The iron ore price is imploding.
Following the ugly lead provided by Chinese futures on Monday, the spot iron ore price followed suit, suffering one of the largest declines seen in years.
According to Metal Bulletin, the spot price for benchmark 62% fines fell by 6.69%, or $3.67, to $51.22 a tonne, leaving it down 27.3% from the multi-year peak of $70.46 a tonne struck on April 21.
The decline was the third-largest in percentage terms in the past two years, and left the price at the lowest level seen since March 3 this year.
The losses in physical and futures markets followed news that Chinese iron ore port inventories swelled to over 100 million tonnes last week, leaving them at the highest level seen since March last year.
That followed the revelation that Chinese crude steel output contracted in April after hitting a record high in March, declining marginally according to figures released by the China Iron and Steel Association (CISA).
Given the increasing correlated relationship between the two, it’s also clear that an unwind of speculative positioning in Chinese iron ore futures is also impacting prices in the physical iron ore market.
After watching prices in many bulk commodity futures rally more than 50% in less than two months, regulators at both the Dalian Commodities Exchange and Shanghai Futures Exchange introduced measures in recent weeks to discourage excessive levels of speculation in these markets.
At face value, it appears this has been a success.

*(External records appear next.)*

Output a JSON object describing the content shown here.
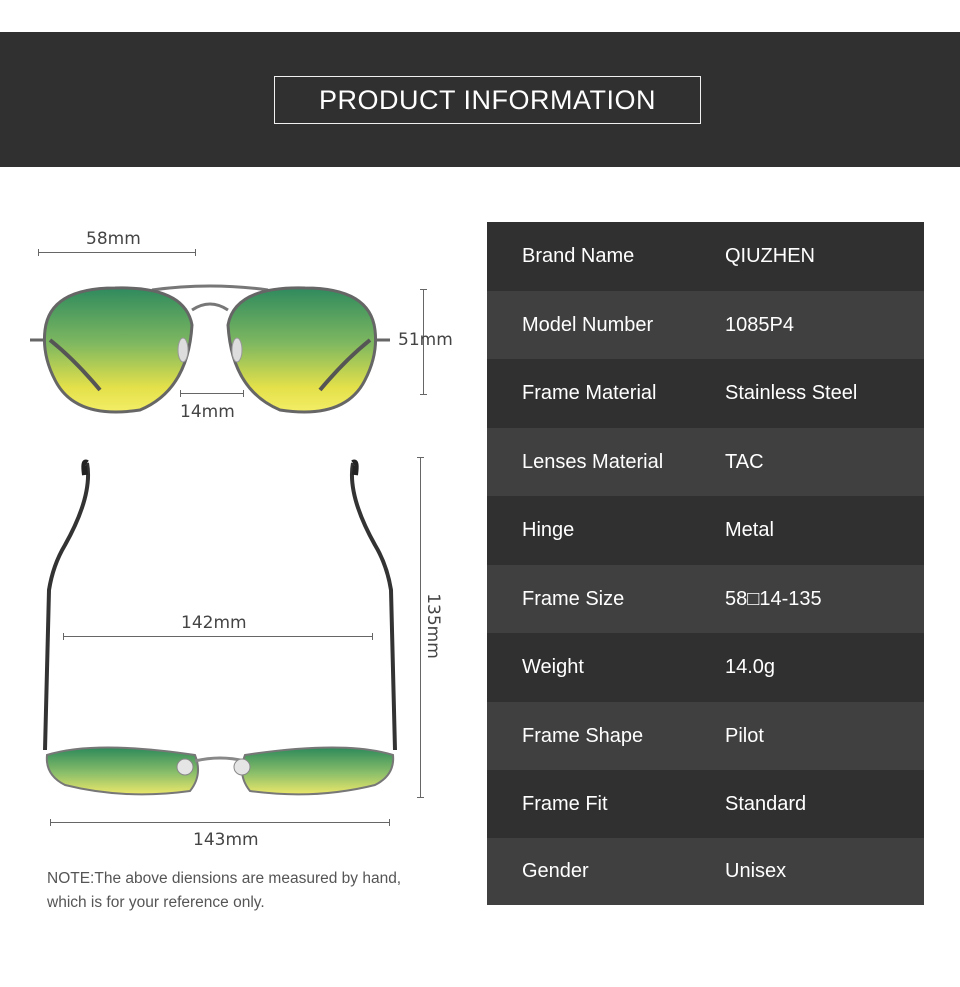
{
  "header": {
    "title": "PRODUCT INFORMATION"
  },
  "dimensions": {
    "lens_width": "58mm",
    "lens_height": "51mm",
    "bridge": "14mm",
    "temple_span": "142mm",
    "temple_length": "135mm",
    "total_width": "143mm"
  },
  "note": {
    "line1": "NOTE:The above diensions are measured by hand,",
    "line2": "which is for your reference only."
  },
  "specs": [
    {
      "key": "Brand Name",
      "value": "QIUZHEN"
    },
    {
      "key": "Model Number",
      "value": "1085P4"
    },
    {
      "key": "Frame Material",
      "value": "Stainless Steel"
    },
    {
      "key": "Lenses Material",
      "value": "TAC"
    },
    {
      "key": "Hinge",
      "value": "Metal"
    },
    {
      "key": "Frame Size",
      "value": "58□14-135"
    },
    {
      "key": "Weight",
      "value": "14.0g"
    },
    {
      "key": "Frame Shape",
      "value": "Pilot"
    },
    {
      "key": "Frame Fit",
      "value": "Standard"
    },
    {
      "key": "Gender",
      "value": "Unisex"
    }
  ],
  "colors": {
    "band": "#303030",
    "row_dark": "#303030",
    "row_light": "#404040",
    "lens_top": "#3f9b6a",
    "lens_bottom": "#e8e54a"
  }
}
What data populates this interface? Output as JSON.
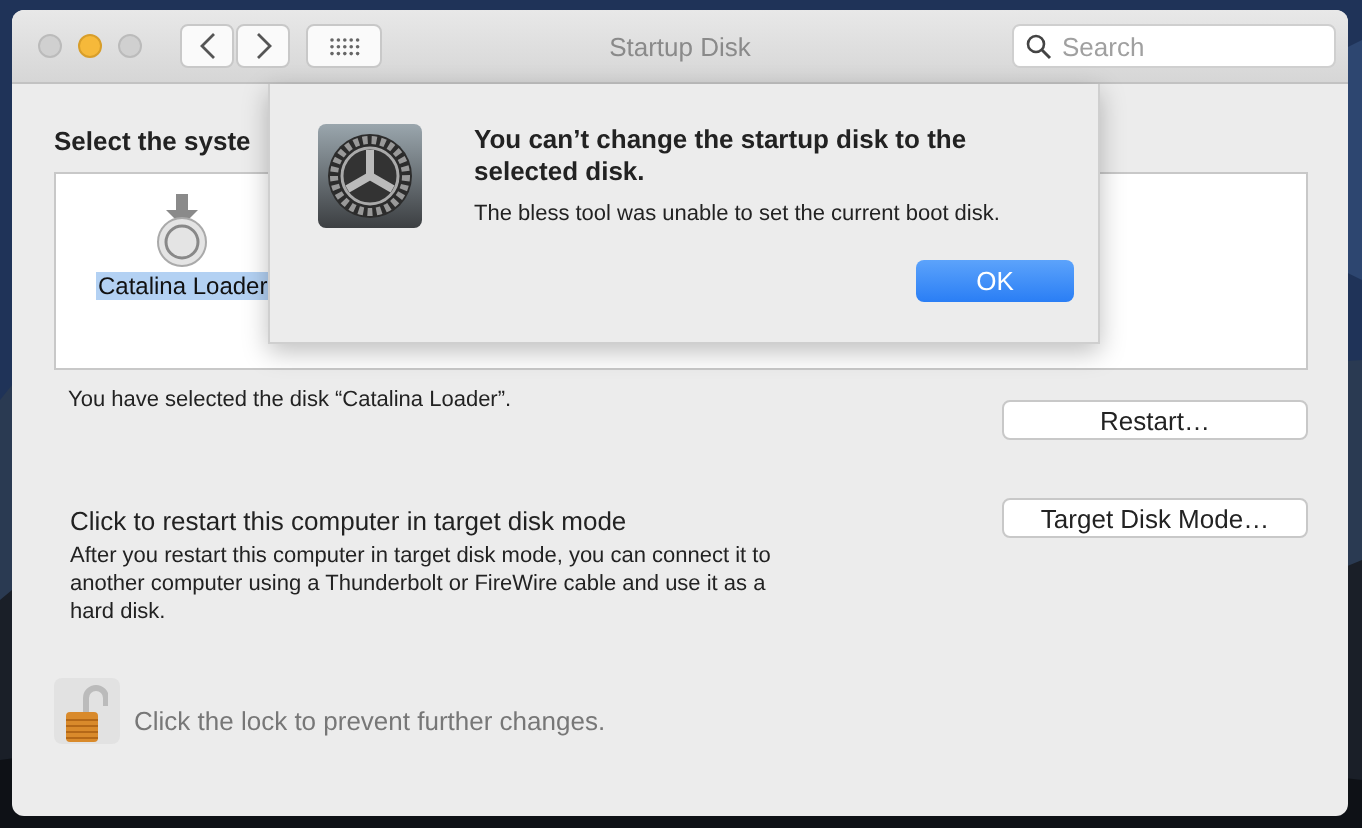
{
  "window": {
    "title": "Startup Disk"
  },
  "toolbar": {
    "search": {
      "placeholder": "Search"
    }
  },
  "main": {
    "heading": "Select the syste",
    "disks": [
      {
        "label": "Catalina Loader",
        "selected": true
      }
    ],
    "selection_text": "You have selected the disk “Catalina Loader”.",
    "restart_button": "Restart…",
    "target_disk": {
      "heading": "Click to restart this computer in target disk mode",
      "description": "After you restart this computer in target disk mode, you can connect it to another computer using a Thunderbolt or FireWire cable and use it as a hard disk.",
      "button": "Target Disk Mode…"
    },
    "lock": {
      "locked": false,
      "text": "Click the lock to prevent further changes."
    }
  },
  "alert": {
    "title": "You can’t change the startup disk to the selected disk.",
    "message": "The bless tool was unable to set the current boot disk.",
    "button": "OK"
  }
}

Suggesting that the unwind in the spot iron ore price may continue on Tuesday, Chinese iron ore futures were hammered again in overnight trade, closing the session at 349 yuan, representing a decline of 2.79%.
Should the relationship between futures and physical markets hold true, it indicates that the spot price could give the $50 a tonne level a test if the losses in futures markets are maintained or built upon on Tuesday.
Trade in Chinese commodity futures will resume at 11am AEST.